On the topic of Supreme Court confirmations in a presidential election year, Democrat presidential candidate Joe Biden said in 2016 in a speech at Georgetown Law School that “I would go forward with a confirmation process as chairman, *even a few months before a presidential election,* if the nominee were chosen with the advice, and not merely the consent, of the Senate, just as the Constitution requires.”
Thus, Biden has provided the constitutional justification in his own words for the current Republican Senate to rush through the confirmation of the late Ruth Bader Ginsburg’s replacement before the November 3 election.
Democrats are trying to block Republicans from doing so, citing Bader Ginsburg’s supposed dying wish to drag the process out until a new term.
But President Trump is poised to make his nominee selection this week, and Senate Majority Leader Mitch McConnell says he is committed to bringing the nominee to a confirmation vote.
So far, Quisling Republican senators Murkowski and Collins are voting against Trump and their own party, but Mitt Romney has not made up his mind yet — so Republicans might still get their 51 votes to confirm.
The Supreme Court will almost certainly be involved in any contested election scenario, and right now Republicans have a 5-3 majority with a chief justice, John Roberts, who is compromised and basically a Democrat, so the composition of the Court in reality is about 4-4 even.

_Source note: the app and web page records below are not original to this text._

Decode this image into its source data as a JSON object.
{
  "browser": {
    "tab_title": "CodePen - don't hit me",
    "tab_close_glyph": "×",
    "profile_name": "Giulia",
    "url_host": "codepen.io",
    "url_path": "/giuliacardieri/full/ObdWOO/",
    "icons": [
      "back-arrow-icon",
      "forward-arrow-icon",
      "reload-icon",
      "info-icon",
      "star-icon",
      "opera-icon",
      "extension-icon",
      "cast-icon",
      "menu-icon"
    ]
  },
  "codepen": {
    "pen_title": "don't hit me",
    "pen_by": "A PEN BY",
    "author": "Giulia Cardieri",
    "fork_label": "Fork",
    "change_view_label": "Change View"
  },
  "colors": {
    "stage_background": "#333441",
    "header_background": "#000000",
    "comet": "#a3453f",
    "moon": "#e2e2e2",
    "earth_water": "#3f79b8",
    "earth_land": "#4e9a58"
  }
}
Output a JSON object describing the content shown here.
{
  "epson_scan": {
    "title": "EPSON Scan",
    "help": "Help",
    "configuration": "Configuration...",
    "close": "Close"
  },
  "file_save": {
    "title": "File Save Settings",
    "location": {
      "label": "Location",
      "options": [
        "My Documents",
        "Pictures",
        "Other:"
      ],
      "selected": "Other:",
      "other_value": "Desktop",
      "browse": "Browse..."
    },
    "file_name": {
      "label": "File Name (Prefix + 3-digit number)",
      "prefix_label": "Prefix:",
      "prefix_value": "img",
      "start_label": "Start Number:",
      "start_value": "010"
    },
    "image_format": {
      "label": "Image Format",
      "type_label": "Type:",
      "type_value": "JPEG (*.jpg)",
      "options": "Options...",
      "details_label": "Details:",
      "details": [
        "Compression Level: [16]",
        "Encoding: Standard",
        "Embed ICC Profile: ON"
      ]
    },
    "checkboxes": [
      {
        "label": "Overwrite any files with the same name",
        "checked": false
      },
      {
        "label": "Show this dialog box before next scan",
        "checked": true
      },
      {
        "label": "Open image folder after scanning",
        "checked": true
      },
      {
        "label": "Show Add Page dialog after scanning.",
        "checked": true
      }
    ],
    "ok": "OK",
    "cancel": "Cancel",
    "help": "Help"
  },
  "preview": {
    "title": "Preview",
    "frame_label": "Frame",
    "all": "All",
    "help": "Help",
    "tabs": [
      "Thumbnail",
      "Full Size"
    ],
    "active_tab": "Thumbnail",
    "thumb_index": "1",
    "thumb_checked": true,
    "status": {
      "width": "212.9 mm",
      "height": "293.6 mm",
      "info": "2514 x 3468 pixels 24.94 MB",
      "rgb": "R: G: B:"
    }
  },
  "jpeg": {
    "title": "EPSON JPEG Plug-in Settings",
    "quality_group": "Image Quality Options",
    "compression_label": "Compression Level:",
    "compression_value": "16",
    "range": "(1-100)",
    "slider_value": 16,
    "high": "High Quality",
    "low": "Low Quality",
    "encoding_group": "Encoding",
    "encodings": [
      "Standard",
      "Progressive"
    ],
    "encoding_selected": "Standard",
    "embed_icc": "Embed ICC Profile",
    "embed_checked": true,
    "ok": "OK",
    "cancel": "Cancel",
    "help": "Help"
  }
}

Joe Biden in 2016: "I would go forward with a confirmation process as chairman, *even a few months before a presidential election,* if the nominee were chosen with the advice, and not merely the consent, of the Senate, just as the Constitution requires.pic.twitter.com/eAdrDigc8S
— Josh Jordan (@NumbersMuncher) September 19, 2020